Assigned task:
Every record that follows should be written out again without any change.

Material for this task:
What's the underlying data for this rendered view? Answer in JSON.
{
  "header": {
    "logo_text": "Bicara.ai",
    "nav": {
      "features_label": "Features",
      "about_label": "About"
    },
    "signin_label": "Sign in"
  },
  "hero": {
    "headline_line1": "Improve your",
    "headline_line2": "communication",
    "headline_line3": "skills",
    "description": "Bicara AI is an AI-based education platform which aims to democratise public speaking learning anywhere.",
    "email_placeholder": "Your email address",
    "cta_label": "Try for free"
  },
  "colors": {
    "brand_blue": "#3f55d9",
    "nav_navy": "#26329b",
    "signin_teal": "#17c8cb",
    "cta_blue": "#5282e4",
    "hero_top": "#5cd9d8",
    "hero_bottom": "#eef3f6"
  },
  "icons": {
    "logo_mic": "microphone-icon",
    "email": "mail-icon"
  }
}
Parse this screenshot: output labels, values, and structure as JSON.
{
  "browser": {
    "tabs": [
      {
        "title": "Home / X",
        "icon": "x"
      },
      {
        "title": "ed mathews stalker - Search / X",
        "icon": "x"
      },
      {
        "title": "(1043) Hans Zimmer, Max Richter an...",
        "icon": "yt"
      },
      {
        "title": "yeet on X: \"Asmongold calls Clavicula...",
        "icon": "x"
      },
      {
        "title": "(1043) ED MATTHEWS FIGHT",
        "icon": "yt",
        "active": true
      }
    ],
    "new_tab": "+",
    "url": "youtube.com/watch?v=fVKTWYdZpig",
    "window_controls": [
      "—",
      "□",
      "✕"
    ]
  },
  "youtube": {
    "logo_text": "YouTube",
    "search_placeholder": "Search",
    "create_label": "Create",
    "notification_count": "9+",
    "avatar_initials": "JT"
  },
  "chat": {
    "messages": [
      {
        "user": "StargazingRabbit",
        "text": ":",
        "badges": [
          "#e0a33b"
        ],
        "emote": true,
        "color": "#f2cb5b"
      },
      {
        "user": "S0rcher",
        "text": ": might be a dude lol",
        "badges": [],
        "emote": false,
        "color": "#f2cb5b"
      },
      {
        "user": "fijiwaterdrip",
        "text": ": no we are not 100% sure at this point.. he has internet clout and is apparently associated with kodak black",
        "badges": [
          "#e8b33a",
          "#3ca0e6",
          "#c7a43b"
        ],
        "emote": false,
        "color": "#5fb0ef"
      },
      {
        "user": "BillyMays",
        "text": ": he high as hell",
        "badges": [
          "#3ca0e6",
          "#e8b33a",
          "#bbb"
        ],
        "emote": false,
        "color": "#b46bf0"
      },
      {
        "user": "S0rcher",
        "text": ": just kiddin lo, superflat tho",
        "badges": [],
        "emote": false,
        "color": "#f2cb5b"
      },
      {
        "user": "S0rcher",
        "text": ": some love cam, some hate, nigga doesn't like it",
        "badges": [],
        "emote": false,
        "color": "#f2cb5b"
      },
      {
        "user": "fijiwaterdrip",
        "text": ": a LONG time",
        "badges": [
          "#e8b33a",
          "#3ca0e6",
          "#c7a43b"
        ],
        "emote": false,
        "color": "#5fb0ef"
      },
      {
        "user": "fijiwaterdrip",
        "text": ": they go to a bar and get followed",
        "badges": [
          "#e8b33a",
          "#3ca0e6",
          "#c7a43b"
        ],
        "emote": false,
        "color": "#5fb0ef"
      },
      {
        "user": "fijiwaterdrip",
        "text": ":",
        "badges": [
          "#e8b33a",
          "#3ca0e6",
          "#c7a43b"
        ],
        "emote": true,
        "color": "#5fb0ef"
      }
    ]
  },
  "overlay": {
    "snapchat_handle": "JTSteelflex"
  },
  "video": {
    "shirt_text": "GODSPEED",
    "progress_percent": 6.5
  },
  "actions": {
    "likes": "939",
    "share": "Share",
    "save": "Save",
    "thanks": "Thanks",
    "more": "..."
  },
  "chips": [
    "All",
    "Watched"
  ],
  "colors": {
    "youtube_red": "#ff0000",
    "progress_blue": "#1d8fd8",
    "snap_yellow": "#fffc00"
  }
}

Solution:
What's the underlying data for this rendered view? Answer in JSON.
{
  "header": {
    "logo_text": "Bicara.ai",
    "nav": {
      "features_label": "Features",
      "about_label": "About"
    },
    "signin_label": "Sign in"
  },
  "hero": {
    "headline_line1": "Improve your",
    "headline_line2": "communication",
    "headline_line3": "skills",
    "description": "Bicara AI is an AI-based education platform which aims to democratise public speaking learning anywhere.",
    "email_placeholder": "Your email address",
    "cta_label": "Try for free"
  },
  "colors": {
    "brand_blue": "#3f55d9",
    "nav_navy": "#26329b",
    "signin_teal": "#17c8cb",
    "cta_blue": "#5282e4",
    "hero_top": "#5cd9d8",
    "hero_bottom": "#eef3f6"
  },
  "icons": {
    "logo_mic": "microphone-icon",
    "email": "mail-icon"
  }
}
Parse this screenshot: output labels, values, and structure as JSON.
{
  "browser": {
    "tabs": [
      {
        "title": "Home / X",
        "icon": "x"
      },
      {
        "title": "ed mathews stalker - Search / X",
        "icon": "x"
      },
      {
        "title": "(1043) Hans Zimmer, Max Richter an...",
        "icon": "yt"
      },
      {
        "title": "yeet on X: \"Asmongold calls Clavicula...",
        "icon": "x"
      },
      {
        "title": "(1043) ED MATTHEWS FIGHT",
        "icon": "yt",
        "active": true
      }
    ],
    "new_tab": "+",
    "url": "youtube.com/watch?v=fVKTWYdZpig",
    "window_controls": [
      "—",
      "□",
      "✕"
    ]
  },
  "youtube": {
    "logo_text": "YouTube",
    "search_placeholder": "Search",
    "create_label": "Create",
    "notification_count": "9+",
    "avatar_initials": "JT"
  },
  "chat": {
    "messages": [
      {
        "user": "StargazingRabbit",
        "text": ":",
        "badges": [
          "#e0a33b"
        ],
        "emote": true,
        "color": "#f2cb5b"
      },
      {
        "user": "S0rcher",
        "text": ": might be a dude lol",
        "badges": [],
        "emote": false,
        "color": "#f2cb5b"
      },
      {
        "user": "fijiwaterdrip",
        "text": ": no we are not 100% sure at this point.. he has internet clout and is apparently associated with kodak black",
        "badges": [
          "#e8b33a",
          "#3ca0e6",
          "#c7a43b"
        ],
        "emote": false,
        "color": "#5fb0ef"
      },
      {
        "user": "BillyMays",
        "text": ": he high as hell",
        "badges": [
          "#3ca0e6",
          "#e8b33a",
          "#bbb"
        ],
        "emote": false,
        "color": "#b46bf0"
      },
      {
        "user": "S0rcher",
        "text": ": just kiddin lo, superflat tho",
        "badges": [],
        "emote": false,
        "color": "#f2cb5b"
      },
      {
        "user": "S0rcher",
        "text": ": some love cam, some hate, nigga doesn't like it",
        "badges": [],
        "emote": false,
        "color": "#f2cb5b"
      },
      {
        "user": "fijiwaterdrip",
        "text": ": a LONG time",
        "badges": [
          "#e8b33a",
          "#3ca0e6",
          "#c7a43b"
        ],
        "emote": false,
        "color": "#5fb0ef"
      },
      {
        "user": "fijiwaterdrip",
        "text": ": they go to a bar and get followed",
        "badges": [
          "#e8b33a",
          "#3ca0e6",
          "#c7a43b"
        ],
        "emote": false,
        "color": "#5fb0ef"
      },
      {
        "user": "fijiwaterdrip",
        "text": ":",
        "badges": [
          "#e8b33a",
          "#3ca0e6",
          "#c7a43b"
        ],
        "emote": true,
        "color": "#5fb0ef"
      }
    ]
  },
  "overlay": {
    "snapchat_handle": "JTSteelflex"
  },
  "video": {
    "shirt_text": "GODSPEED",
    "progress_percent": 6.5
  },
  "actions": {
    "likes": "939",
    "share": "Share",
    "save": "Save",
    "thanks": "Thanks",
    "more": "..."
  },
  "chips": [
    "All",
    "Watched"
  ],
  "colors": {
    "youtube_red": "#ff0000",
    "progress_blue": "#1d8fd8",
    "snap_yellow": "#fffc00"
  }
}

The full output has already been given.